Focused on the latter, CSAM aims to help all Canadians to share information more securely online, by being informed and knowing the simple steps to take to protect themselves, their families, their workplace and their devices. This year, the federal government initiative Get Cyber Safe produced free online resources, such as the Cyber Security Awareness Month Toolkit, which provided consumers with weekly themes and shareable resources to help promote cyber security. Get Cyber Safe also launched the #CSAMChallenge on social media for the month of October, offering raffle prizes for consumers who engage with CSAM’s posts and share to their own social networks – increasing awareness of cyber safety to a broader audience.

As awareness of cyber security increases, so does customer expectation of how their data is protected in highly-regulated industries. Governments and financial institutions and their technology partners have a higher responsibility (and bigger challenges) in 2018 than they did 15 years ago, and getting prepared for the challenges to come is not only necessary but also urgent.

We believe that data breaches not only debilitate someone’s safety but also damage (or even destroy) the relationship they have built with the institutions they trust. At SecureKey, our role is to help maintain and strengthen that trust. That’s why we work with leading organizations to not only better protect the information of their customers and strengthen their trust, but most importantly, give Canadians control of when and with whom they share their information online.

Part of this work is coming to light through our Verified.Me solution, a new Canadian service to help you verify your identity quickly and securely, so you can get things done fast. Verified.Me will work from any iOS or Android smartphone, using trusted credentials from your financial institution. We cannot be more excited to announce its launch later this year!

While it’s important we continue to celebrate Cyber Security Awareness Month, it’s our mission to make “mega breaches” and data issues a thing of the past. In 15 years, we look forward to an online ecosystem where consumers feel safe to share their information online, without the risk of it getting in the wrong hands.

It’s time to take control of our identities! Visit to learn how.


[1]The 2018 Cost of a Data Breach Study by the Ponemon Institute.

[2]Direct costs refer to the expense outlay to accomplish a given activity such as engaging forensic experts, hiring a law firm, or offering victims identity protection services.

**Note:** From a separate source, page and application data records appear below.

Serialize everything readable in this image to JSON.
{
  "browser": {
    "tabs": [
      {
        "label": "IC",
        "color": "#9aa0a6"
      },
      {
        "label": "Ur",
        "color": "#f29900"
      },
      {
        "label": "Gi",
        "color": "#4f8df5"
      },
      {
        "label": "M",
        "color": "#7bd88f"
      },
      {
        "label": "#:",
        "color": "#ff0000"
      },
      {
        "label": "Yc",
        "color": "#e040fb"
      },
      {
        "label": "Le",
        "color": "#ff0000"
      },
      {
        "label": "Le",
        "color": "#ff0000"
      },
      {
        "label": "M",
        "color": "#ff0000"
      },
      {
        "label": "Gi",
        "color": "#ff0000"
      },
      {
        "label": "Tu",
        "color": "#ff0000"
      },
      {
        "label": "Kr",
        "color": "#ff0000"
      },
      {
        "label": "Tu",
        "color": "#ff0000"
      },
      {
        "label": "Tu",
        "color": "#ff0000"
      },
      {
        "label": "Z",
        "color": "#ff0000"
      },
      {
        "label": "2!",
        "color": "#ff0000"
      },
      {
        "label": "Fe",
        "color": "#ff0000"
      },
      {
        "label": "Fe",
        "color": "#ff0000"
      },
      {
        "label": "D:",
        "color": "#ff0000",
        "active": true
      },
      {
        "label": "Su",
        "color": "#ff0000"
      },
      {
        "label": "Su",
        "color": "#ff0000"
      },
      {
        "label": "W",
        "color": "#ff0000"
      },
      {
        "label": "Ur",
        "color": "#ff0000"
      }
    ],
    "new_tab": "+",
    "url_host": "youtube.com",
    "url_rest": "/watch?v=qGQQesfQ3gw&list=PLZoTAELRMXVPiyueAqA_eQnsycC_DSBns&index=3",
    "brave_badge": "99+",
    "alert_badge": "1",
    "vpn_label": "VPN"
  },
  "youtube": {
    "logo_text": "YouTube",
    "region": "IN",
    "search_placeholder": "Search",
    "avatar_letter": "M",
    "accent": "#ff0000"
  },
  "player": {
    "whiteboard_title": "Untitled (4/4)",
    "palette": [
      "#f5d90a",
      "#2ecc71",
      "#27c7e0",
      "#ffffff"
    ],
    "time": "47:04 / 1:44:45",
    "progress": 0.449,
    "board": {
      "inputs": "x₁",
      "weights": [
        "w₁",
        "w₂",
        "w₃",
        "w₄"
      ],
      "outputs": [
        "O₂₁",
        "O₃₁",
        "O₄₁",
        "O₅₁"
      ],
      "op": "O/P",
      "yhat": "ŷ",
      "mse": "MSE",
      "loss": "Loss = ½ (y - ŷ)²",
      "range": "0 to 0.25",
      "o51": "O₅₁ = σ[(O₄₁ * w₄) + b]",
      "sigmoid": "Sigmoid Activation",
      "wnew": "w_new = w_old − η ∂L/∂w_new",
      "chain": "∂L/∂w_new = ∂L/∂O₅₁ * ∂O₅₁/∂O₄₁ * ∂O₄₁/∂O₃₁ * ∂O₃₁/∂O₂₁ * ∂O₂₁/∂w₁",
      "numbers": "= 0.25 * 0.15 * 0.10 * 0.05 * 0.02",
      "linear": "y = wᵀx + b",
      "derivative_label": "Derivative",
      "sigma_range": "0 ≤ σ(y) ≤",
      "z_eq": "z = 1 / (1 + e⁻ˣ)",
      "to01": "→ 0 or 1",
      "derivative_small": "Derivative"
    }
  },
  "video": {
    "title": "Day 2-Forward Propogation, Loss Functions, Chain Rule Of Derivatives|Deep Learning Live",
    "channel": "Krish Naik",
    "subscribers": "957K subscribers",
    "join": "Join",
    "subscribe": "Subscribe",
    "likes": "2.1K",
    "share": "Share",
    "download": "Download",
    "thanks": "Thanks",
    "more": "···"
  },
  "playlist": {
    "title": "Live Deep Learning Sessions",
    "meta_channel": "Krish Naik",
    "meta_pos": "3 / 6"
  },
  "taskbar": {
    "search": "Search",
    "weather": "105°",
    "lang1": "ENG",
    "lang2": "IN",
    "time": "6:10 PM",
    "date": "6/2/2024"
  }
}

[3]Indirect costs include employees’ time, effort, and other organizational resources spent notifying victims and investigating the incident, as well as the loss of goodwill and customer churn.